Dataset entries
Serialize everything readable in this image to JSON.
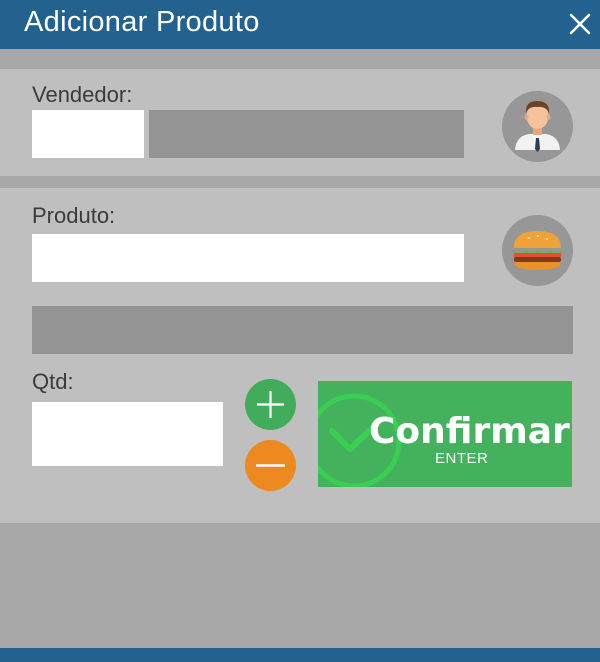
{
  "window": {
    "title": "Adicionar Produto"
  },
  "vendor": {
    "label": "Vendedor:",
    "code_value": "",
    "name_value": ""
  },
  "product": {
    "label": "Produto:",
    "search_value": "",
    "description_value": ""
  },
  "quantity": {
    "label": "Qtd:",
    "value": ""
  },
  "confirm": {
    "label": "Confirmar",
    "shortcut": "ENTER"
  },
  "icons": {
    "close": "close-icon",
    "vendor": "salesman-avatar-icon",
    "product": "burger-icon",
    "increment": "plus-icon",
    "decrement": "minus-icon",
    "confirm": "checkmark-icon"
  },
  "colors": {
    "titlebar": "#23618f",
    "confirm": "#44b25c",
    "increment": "#41ad5c",
    "decrement": "#ec8a1f"
  }
}
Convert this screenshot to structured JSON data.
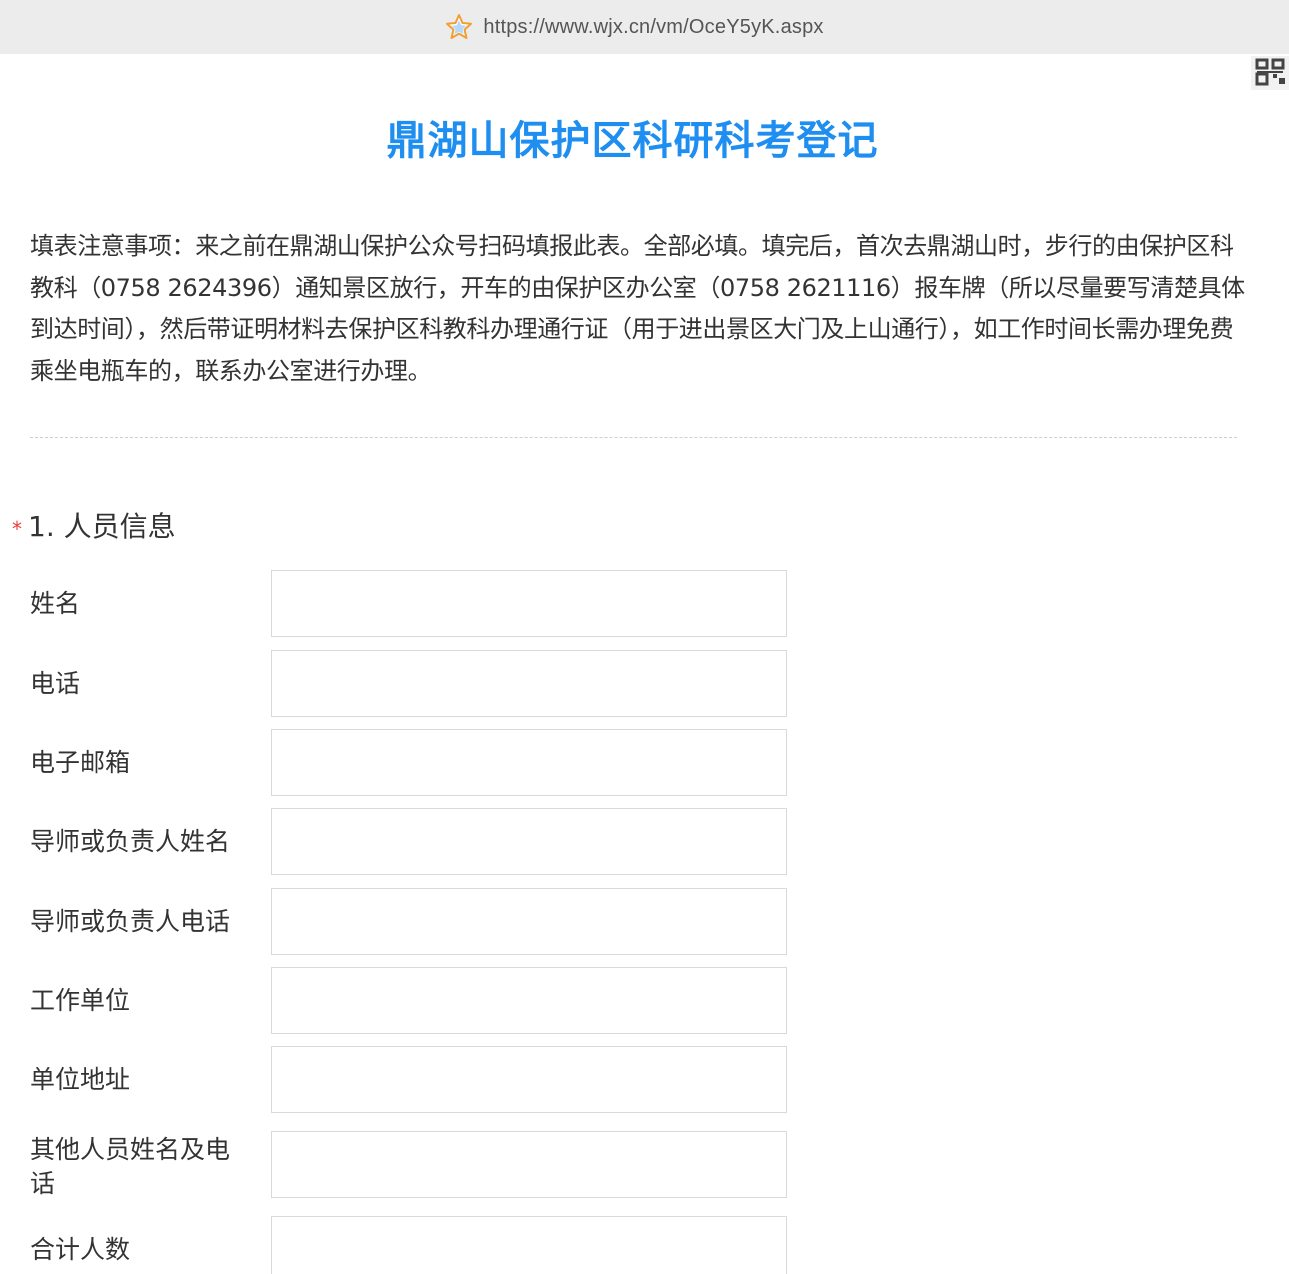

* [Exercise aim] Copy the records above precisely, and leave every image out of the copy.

* [Solution below]
Serialize everything readable in this image to JSON.
{
  "window": {
    "title": "Adicionar Produto"
  },
  "vendor": {
    "label": "Vendedor:",
    "code_value": "",
    "name_value": ""
  },
  "product": {
    "label": "Produto:",
    "search_value": "",
    "description_value": ""
  },
  "quantity": {
    "label": "Qtd:",
    "value": ""
  },
  "confirm": {
    "label": "Confirmar",
    "shortcut": "ENTER"
  },
  "icons": {
    "close": "close-icon",
    "vendor": "salesman-avatar-icon",
    "product": "burger-icon",
    "increment": "plus-icon",
    "decrement": "minus-icon",
    "confirm": "checkmark-icon"
  },
  "colors": {
    "titlebar": "#23618f",
    "confirm": "#44b25c",
    "increment": "#41ad5c",
    "decrement": "#ec8a1f"
  }
}
Convert this screenshot to structured JSON data.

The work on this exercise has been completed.